Another strand to the discussion has, in my view obsessed too much with population growth. As Aubrey’s analysis shows, population growth in itself did not bring about the present crisis. 50% of the CO2 released since 1850 remains in the atmosphere, so the cumulative effect of emissions predates the more recent explosion in population. If (a massive if) future births enjoyed carbon neutral lifestyles, it wouldn’t be a climate change issue (but may well have other resource implications). So to address our current climate change problem through the prism of population growth is a non-starter, and merely exacerbates the sense of injustice felt in poorer countries who see population growth as a component of economic development (c.f. China’s abandonment of the one child policy). Developing countries say ‘You’ve enjoyed development, now it’s our turn.’ This is but a different iteration of the concept of the ‘just’ economy.
So in the meantime, we’d best prepare our defences and wait for Pearl Harbour. On current trends, we won’t be waiting long.

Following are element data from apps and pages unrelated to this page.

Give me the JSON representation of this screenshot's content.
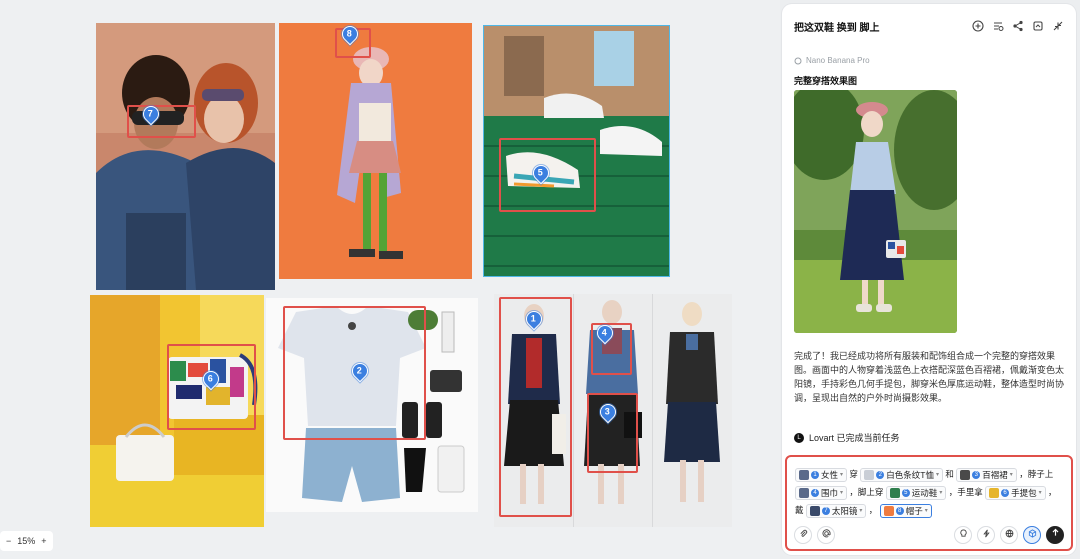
{
  "canvas": {
    "zoom_minus": "−",
    "zoom_level": "15%",
    "zoom_plus": "+",
    "pins": [
      "1",
      "2",
      "3",
      "4",
      "5",
      "6",
      "7",
      "8"
    ]
  },
  "panel": {
    "title": "把这双鞋 换到 脚上",
    "model": "Nano Banana Pro",
    "result_title": "完整穿搭效果图",
    "description": "完成了！我已经成功将所有服装和配饰组合成一个完整的穿搭效果图。画面中的人物穿着浅蓝色上衣搭配深蓝色百褶裙，佩戴渐变色太阳镜，手持彩色几何手提包，脚穿米色厚底运动鞋，整体造型时尚协调，呈现出自然的户外时尚摄影效果。",
    "status": "Lovart 已完成当前任务"
  },
  "prompt": {
    "parts": {
      "p1_chip": "女性",
      "t1": "穿",
      "p2_chip": "白色条纹T恤",
      "t2": "和",
      "p3_chip": "百褶裙",
      "t3": "，脖子上",
      "p4_chip": "围巾",
      "t4": "，脚上穿",
      "p5_chip": "运动鞋",
      "t5": "，手里拿",
      "p6_chip": "手提包",
      "t6": "，",
      "t7": "戴",
      "p7_chip": "太阳镜",
      "t8": "，",
      "p8_chip": "帽子"
    },
    "chip_numbers": [
      "1",
      "2",
      "3",
      "4",
      "5",
      "6",
      "7",
      "8"
    ]
  },
  "colors": {
    "selection": "#e0504a",
    "pin": "#3b7fe0"
  }
}
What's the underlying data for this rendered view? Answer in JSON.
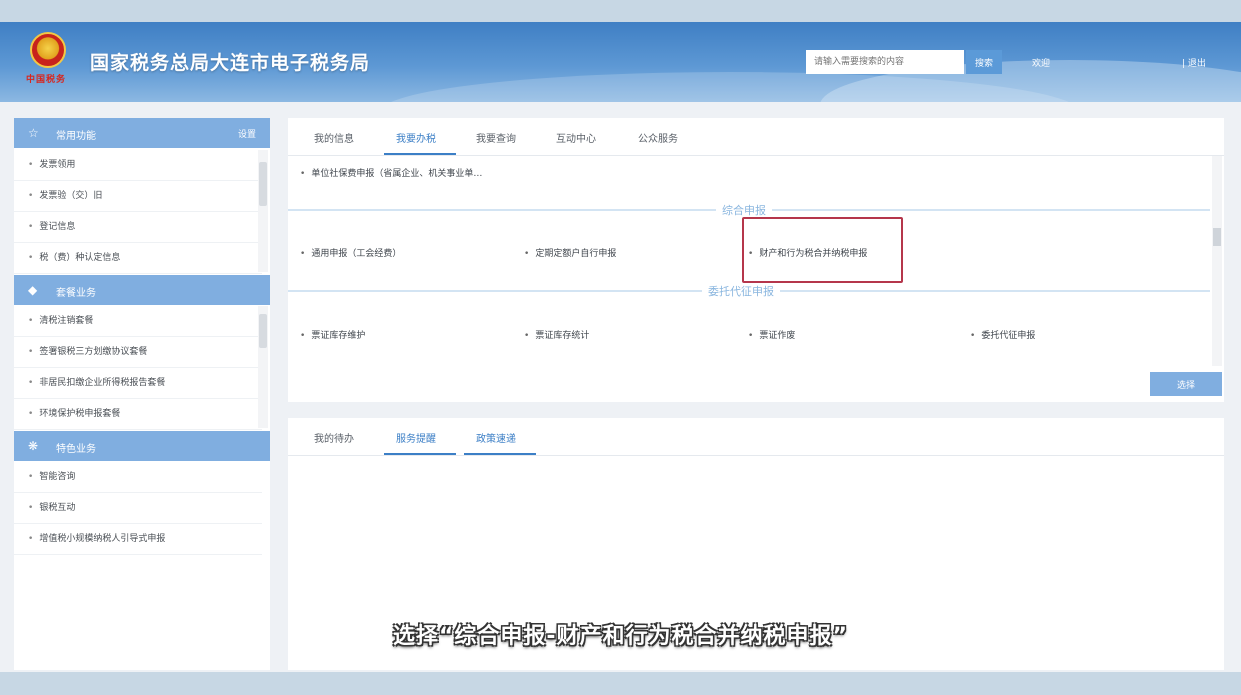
{
  "header": {
    "site_title": "国家税务总局大连市电子税务局",
    "seal_text": "中国税务",
    "search_placeholder": "请输入需要搜索的内容",
    "search_button": "搜索",
    "welcome": "欢迎",
    "logout": "| 退出"
  },
  "sidebar": {
    "sections": [
      {
        "title": "常用功能",
        "icon": "star-icon",
        "settings_label": "设置",
        "items": [
          "发票领用",
          "发票验（交）旧",
          "登记信息",
          "税（费）种认定信息"
        ]
      },
      {
        "title": "套餐业务",
        "icon": "package-icon",
        "items": [
          "清税注销套餐",
          "签署银税三方划缴协议套餐",
          "非居民扣缴企业所得税报告套餐",
          "环境保护税申报套餐"
        ]
      },
      {
        "title": "特色业务",
        "icon": "grid-icon",
        "items": [
          "智能咨询",
          "银税互动",
          "增值税小规模纳税人引导式申报"
        ]
      }
    ]
  },
  "main": {
    "tabs": [
      "我的信息",
      "我要办税",
      "我要查询",
      "互动中心",
      "公众服务"
    ],
    "active_tab": "我要办税",
    "top_item": "单位社保费申报（省属企业、机关事业单…",
    "group1": {
      "title": "综合申报",
      "items": [
        "通用申报（工会经费）",
        "定期定额户自行申报",
        "财产和行为税合并纳税申报"
      ]
    },
    "group2": {
      "title": "委托代征申报",
      "items": [
        "票证库存维护",
        "票证库存统计",
        "票证作废",
        "委托代征申报"
      ]
    },
    "confirm_button": "选择"
  },
  "lower": {
    "tabs": [
      "我的待办",
      "服务提醒",
      "政策速递"
    ]
  },
  "caption": "选择“综合申报-财产和行为税合并纳税申报”",
  "colors": {
    "accent": "#3c7fc6",
    "section_header": "#80aee0",
    "highlight": "#b5364b"
  }
}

UK government hypocrisy doesn’t get much worse. The killing of 29 children on a school bus in Yemen has failed to win a condemnation from Theresa May and her minions. If the perpetrator had been Russia, instead of Saudi Arabia (and its UK and US allies) we wouldn’t have heard the end of it. At least the BBC news last night did make a point of exposing the government’s absence of scruples, making the point that our arms trade with the Saudis has benefitted since the war in the Yemen began. The last word goes to Tory MP Andrew Mitchell (he of Plebgate) who wrote in the Guardian last June:
The British government finds itself not on the side of innocent families who fear the fire that falls from above, but on the side of the perpetrator who has launched a huge military gamble

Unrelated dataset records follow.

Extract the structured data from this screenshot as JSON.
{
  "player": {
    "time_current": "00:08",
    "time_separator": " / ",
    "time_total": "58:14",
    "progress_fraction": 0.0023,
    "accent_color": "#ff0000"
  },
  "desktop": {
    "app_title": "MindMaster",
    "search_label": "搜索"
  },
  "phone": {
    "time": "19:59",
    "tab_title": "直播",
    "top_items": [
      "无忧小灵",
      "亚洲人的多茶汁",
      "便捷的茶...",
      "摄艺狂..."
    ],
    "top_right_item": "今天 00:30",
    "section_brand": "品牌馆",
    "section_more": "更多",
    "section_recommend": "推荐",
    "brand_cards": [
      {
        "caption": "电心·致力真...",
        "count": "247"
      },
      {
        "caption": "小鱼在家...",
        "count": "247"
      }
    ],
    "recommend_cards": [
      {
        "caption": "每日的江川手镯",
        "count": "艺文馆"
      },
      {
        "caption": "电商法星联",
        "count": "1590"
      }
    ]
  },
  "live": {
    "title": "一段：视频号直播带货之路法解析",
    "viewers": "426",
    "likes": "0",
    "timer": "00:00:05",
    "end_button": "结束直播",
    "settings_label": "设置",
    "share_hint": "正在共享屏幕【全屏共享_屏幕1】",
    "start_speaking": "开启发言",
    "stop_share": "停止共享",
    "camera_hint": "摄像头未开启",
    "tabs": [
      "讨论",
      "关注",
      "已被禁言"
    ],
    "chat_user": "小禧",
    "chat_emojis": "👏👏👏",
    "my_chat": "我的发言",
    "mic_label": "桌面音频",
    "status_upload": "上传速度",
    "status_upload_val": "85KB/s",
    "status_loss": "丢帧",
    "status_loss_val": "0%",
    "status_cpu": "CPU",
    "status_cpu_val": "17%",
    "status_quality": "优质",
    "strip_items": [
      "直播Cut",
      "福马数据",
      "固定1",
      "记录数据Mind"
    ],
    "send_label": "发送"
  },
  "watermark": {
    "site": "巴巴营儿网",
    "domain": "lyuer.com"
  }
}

Anyone visiting Scarborough cemetery to lay a wreath could walk past the final burying place of Jimmy Saville. In the perverted logic of the Daily Mail, this could be interpreted as paying tribute to the late sex abuser. The scumrag Mail is nevertheless continuing to peddle its story – thoroughly debunked by Skwawkbox – that Jeremy Corbyn, some years ago on a visit to Tunisia, paid tribute to the Munich terrorists who happen to be buried in the same graveyard as some Palestinians, themselves victims of a bombing. To make their story even sicker, the Mail’s frontpage today ‘reveals’ how relatives of the victims of the Munich massacre are upset - as they might well be if the scumrag’s story were true.